When it comes to typing on the device, things are a bit slow. There is a digital keyboard that you have to scroll around choosing letter by letter to write what you want to say. I don't find this to be a big deal, but some folks complain about it. I don't use this as a cell phone and am not typing huge messages out so it is a non-issue for me. You can apparently connect your inReach to your phone so you can actually type with your phone, but I have never felt the need to do so. If it is that important to you, though, consider that option, which can be done via the Earthmate app.

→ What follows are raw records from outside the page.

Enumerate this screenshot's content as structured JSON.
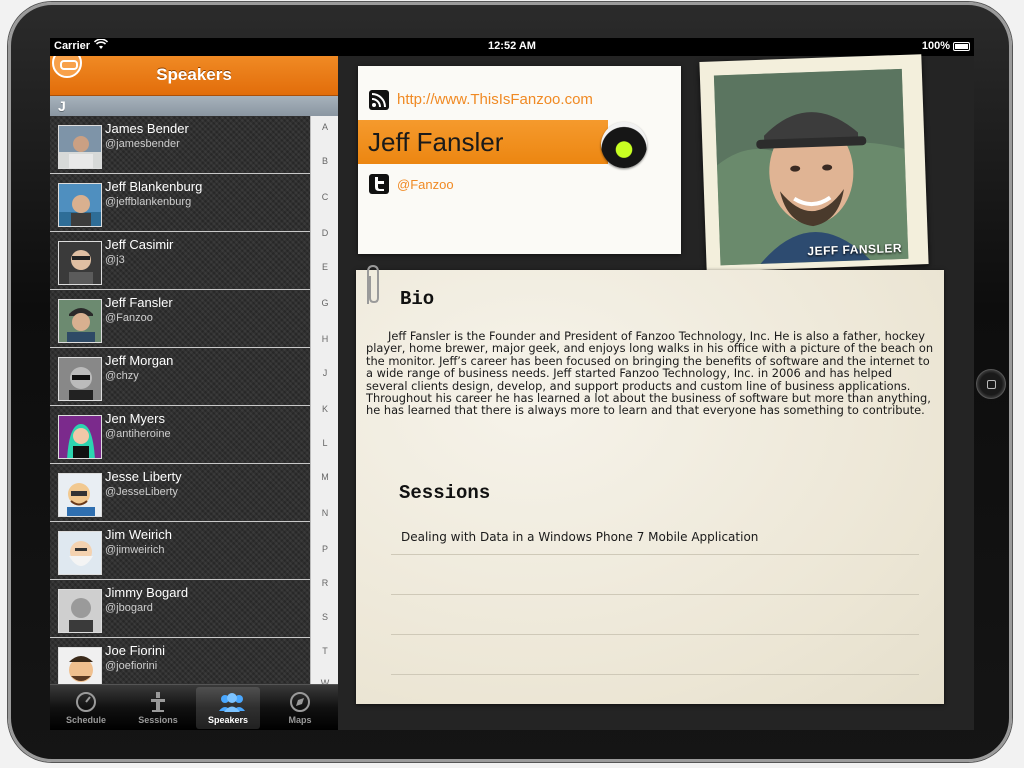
{
  "status_bar": {
    "carrier": "Carrier",
    "time": "12:52 AM",
    "battery": "100%"
  },
  "left_panel": {
    "title": "Speakers",
    "section_letter": "J",
    "speakers": [
      {
        "name": "James Bender",
        "handle": "@jamesbender"
      },
      {
        "name": "Jeff Blankenburg",
        "handle": "@jeffblankenburg"
      },
      {
        "name": "Jeff Casimir",
        "handle": "@j3"
      },
      {
        "name": "Jeff Fansler",
        "handle": "@Fanzoo"
      },
      {
        "name": "Jeff Morgan",
        "handle": "@chzy"
      },
      {
        "name": "Jen Myers",
        "handle": "@antiheroine"
      },
      {
        "name": "Jesse Liberty",
        "handle": "@JesseLiberty"
      },
      {
        "name": "Jim Weirich",
        "handle": "@jimweirich"
      },
      {
        "name": "Jimmy Bogard",
        "handle": "@jbogard"
      },
      {
        "name": "Joe Fiorini",
        "handle": "@joefiorini"
      }
    ],
    "index_letters": [
      "A",
      "B",
      "C",
      "D",
      "E",
      "G",
      "H",
      "J",
      "K",
      "L",
      "M",
      "N",
      "P",
      "R",
      "S",
      "T",
      "W"
    ]
  },
  "tabs": [
    {
      "label": "Schedule",
      "icon": "clock-icon"
    },
    {
      "label": "Sessions",
      "icon": "podium-icon"
    },
    {
      "label": "Speakers",
      "icon": "people-icon"
    },
    {
      "label": "Maps",
      "icon": "compass-icon"
    }
  ],
  "detail": {
    "website": "http://www.ThisIsFanzoo.com",
    "name": "Jeff Fansler",
    "twitter": "@Fanzoo",
    "photo_caption": "JEFF FANSLER",
    "bio_heading": "Bio",
    "bio": "Jeff Fansler is the Founder and President of Fanzoo Technology, Inc. He is also a father, hockey player, home brewer, major geek, and enjoys long walks in his office with a picture of the beach on the monitor. Jeff’s career has been focused on bringing the benefits of software and the internet to a wide range of business needs. Jeff started Fanzoo Technology, Inc. in 2006 and has helped several clients design, develop, and support products and custom line of business applications. Throughout his career he has learned a lot about the business of software but more than anything, he has learned that there is always more to learn and that everyone has something to contribute.",
    "sessions_heading": "Sessions",
    "sessions": [
      "Dealing with Data in a Windows Phone 7 Mobile Application"
    ]
  },
  "colors": {
    "accent": "#f08a24",
    "index_bg": "#efefef",
    "paper": "#f1ede2"
  }
}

Of course, there is a subscription, right? Yes, unfortunately, there is. There are a few different plans to choose from here. I find the Freedom plan to be more than enough for my needs. That gives me 40 text messages per month along with Unlimited Pre-Set messages, which you can set up beforehand. That particular plan runs around $35 for monthly service or about $25 annually. There are other plans above this rate that will offer you even more text messages per month if you wish. The good thing about that is I can turn the subscription off at any time if I am on a monthly plan. If I want it on for the month of September, due to elk season, then once I am back from hunting, I can turn the subscription off so I’m not continually getting charged every month. The same goes for turning the device on. Just go into your account online and turn it back on whenever you want. Easy as pie. So, unfortunately, you will have to pay monthly for this, but who is really benefiting here?
A lot of folks are always complaining about advancements in technology today. Whether it's rangefinding binos or bows shooting 380 fps, this Garmin inReach is definitely an exception and not something to shake your head at. As I said above, I think owning one of these devices is a no-brainer and something that all of you should definitely consider. Giving our loved ones the mental comfort that we are indeed alive and kicking back there is monumental. On top of that, having the confidence to know that if things go south you are going to be OK is nothing short of incredible. Ever since I got one of these, my family has been way more at ease when I go into the field, especially when I am alone. Yeah, it's an investment, but an investment in your safety. How much is that worth?